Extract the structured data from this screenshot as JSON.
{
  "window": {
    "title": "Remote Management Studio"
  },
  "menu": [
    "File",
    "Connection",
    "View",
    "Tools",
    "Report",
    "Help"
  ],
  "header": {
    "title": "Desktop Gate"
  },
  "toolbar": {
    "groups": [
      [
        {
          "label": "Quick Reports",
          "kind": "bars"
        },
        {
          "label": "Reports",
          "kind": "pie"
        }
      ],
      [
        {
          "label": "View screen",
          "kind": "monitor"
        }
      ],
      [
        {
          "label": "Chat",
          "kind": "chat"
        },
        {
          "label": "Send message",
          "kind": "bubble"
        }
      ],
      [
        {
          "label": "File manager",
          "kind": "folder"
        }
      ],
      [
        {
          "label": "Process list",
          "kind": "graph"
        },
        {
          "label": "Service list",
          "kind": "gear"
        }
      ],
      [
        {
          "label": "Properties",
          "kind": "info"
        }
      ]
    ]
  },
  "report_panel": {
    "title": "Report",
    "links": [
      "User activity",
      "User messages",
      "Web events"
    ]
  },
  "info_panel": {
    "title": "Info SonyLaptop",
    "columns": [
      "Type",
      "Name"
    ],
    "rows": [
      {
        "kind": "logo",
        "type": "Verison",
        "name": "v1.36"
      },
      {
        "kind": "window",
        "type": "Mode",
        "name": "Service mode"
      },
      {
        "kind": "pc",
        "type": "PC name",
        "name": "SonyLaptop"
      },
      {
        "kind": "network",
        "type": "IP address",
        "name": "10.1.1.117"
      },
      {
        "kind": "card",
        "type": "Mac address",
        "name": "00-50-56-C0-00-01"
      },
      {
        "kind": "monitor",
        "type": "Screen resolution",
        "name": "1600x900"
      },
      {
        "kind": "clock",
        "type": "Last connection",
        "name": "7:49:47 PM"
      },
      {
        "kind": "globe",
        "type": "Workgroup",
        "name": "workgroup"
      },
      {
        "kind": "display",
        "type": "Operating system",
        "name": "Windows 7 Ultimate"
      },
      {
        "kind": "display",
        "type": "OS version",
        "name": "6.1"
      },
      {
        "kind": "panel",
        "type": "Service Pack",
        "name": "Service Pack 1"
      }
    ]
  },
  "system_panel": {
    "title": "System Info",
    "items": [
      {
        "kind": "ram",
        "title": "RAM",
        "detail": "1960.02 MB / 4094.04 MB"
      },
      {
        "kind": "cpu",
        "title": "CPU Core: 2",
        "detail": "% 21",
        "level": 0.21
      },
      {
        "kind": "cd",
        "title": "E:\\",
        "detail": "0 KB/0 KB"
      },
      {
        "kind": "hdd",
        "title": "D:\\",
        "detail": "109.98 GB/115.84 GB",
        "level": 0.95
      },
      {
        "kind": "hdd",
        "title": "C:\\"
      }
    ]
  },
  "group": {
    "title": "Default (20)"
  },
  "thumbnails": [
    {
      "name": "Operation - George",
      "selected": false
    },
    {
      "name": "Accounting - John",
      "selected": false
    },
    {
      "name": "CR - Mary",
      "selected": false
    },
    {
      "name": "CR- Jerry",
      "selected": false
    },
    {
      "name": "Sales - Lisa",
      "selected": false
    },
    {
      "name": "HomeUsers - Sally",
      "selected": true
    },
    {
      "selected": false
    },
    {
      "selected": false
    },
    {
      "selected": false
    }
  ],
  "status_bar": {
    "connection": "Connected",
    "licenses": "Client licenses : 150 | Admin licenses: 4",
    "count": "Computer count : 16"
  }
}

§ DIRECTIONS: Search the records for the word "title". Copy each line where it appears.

§ OUTPUT FOR THIS TASK:
    "title": "Remote Management Studio"
    "title": "Desktop Gate"
    "title": "Report",
    "title": "Info SonyLaptop",
    "title": "System Info",
        "title": "RAM",
        "title": "CPU Core: 2",
        "title": "E:\\",
        "title": "D:\\",
        "title": "C:\\"
    "title": "Default (20)"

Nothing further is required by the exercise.